Address Institutional Biases
Responding to a million teachable moments will not ultimately improve school climates for belonging and inclusion without acknowledging ways that institutional policies, practices, and traditions can reinforce biases among and between individuals. The two realities noted in the opening of this article, between learning communities postured towards belonging and historically entrenched conflicts that disrupt this progress, is not simply a tension that occurs due to individual behaviors; it is operative in communities and school districts attempting to reconcile their pasts with the present. Here are just some examples of ways to address institutional biases:
Holidays. Schools with multicultural populations have the opportunity to recognize the various holidays, traditions, and religious practices of a variety of ethnic groups. Reviewing the academic calendar for which cultural holidays are paired with days off and which ones are not may be an indicator of institutional biases that deserve addressing. Not only could this prevent students who celebrate those holidays from missing important lessons, but it also encourages the entire learning community to respect one another’s differences.
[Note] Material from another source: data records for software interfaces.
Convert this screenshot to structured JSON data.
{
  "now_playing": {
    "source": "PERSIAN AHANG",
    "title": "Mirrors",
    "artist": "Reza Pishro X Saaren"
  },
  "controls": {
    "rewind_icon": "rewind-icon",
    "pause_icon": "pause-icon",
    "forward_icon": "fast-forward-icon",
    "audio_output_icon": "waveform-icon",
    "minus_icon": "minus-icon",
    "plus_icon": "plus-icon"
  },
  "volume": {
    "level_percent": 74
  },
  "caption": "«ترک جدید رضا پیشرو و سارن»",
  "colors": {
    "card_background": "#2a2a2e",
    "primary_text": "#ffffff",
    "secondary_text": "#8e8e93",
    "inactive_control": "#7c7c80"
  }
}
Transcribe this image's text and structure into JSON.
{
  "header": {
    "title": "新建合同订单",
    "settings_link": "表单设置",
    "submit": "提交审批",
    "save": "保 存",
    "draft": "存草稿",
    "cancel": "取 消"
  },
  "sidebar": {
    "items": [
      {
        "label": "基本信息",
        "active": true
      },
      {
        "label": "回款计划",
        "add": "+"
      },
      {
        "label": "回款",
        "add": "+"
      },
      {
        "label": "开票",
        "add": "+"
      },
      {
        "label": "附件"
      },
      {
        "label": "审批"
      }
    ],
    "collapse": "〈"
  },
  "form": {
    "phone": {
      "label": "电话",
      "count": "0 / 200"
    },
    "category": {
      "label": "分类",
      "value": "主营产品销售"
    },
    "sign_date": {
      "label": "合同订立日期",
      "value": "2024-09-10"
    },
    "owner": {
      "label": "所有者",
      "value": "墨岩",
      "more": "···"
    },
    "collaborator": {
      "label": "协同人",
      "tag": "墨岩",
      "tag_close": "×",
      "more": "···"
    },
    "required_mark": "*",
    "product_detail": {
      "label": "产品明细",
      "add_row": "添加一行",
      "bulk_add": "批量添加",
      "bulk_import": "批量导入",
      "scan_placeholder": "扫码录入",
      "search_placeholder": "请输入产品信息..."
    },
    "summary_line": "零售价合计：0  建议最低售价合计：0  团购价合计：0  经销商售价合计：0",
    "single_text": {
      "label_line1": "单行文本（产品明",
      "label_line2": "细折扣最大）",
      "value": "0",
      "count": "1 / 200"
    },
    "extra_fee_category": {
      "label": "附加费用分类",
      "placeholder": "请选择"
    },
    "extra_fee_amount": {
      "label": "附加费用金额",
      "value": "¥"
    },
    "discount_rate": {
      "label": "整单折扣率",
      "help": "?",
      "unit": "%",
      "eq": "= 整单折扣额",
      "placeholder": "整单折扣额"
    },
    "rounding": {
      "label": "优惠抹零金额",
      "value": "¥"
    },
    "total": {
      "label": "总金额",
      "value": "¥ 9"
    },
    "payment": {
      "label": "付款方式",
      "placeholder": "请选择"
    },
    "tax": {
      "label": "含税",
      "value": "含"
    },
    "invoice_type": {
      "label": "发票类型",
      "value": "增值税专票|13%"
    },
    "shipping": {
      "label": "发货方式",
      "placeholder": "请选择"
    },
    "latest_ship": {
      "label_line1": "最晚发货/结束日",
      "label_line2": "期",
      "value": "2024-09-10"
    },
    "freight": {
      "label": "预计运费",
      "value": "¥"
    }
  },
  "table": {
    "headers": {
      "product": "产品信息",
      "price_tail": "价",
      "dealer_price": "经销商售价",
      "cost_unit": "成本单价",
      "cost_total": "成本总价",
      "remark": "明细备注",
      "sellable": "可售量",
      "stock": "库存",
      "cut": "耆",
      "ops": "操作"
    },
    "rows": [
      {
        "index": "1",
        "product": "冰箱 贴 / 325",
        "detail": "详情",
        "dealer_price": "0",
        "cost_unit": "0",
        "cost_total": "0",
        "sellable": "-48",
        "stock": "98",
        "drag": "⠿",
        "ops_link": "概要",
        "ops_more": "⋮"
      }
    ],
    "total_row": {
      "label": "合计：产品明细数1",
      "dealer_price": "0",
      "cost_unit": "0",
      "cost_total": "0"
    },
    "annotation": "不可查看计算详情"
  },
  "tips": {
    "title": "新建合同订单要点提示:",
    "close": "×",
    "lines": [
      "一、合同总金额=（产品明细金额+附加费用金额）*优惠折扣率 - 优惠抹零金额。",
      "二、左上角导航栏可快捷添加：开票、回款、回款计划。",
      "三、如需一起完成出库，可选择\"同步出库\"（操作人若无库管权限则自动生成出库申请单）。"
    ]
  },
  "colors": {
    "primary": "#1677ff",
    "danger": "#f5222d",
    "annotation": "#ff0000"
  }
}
Discipline. Examine the root causes of disproportionate discipline referrals. Pre-pandemic data from the Legal Aid Justice Center’s Suspended Progress (2018), indicates that in Virginia, Black/African-American students were suspended at 5 times the rate of White and Hispanic students; and that students with disabilities were suspended at 3 times the rate of non-disabled students. Addressing institutional biases in discipline asks schools and districts to consider what policies and conduct codes may be influencing the individual biases of educators and administrators in disproportionate discipline referrals.
Curriculum. Well-rounded, age-appropriate curricula that reflect the diversity of experiences across social identities within our society are integral in creating understanding across lines of difference. Regular curriculum audits are a useful strategy to help schools to determine who is included and who is left out of classroom education. An inclusive curriculum might spark more opportunities for teachable moments; better yet, it may prevent harmful incidents from occurring.
As it turns out, our responses to teachable moments begin long before the moments arise and continue long after they end. Staying committed to the process comes with perseverance, intentionality, and, I hope, the company of a thriving learning community made better because of it.
Alejandro Prince is the Director of Educational Programs at the Virginia Center for Inclusive Communities where he facilitates workshops and provides consulting to schools, businesses, and communities to promote positive human development for peaceful communities and just societies.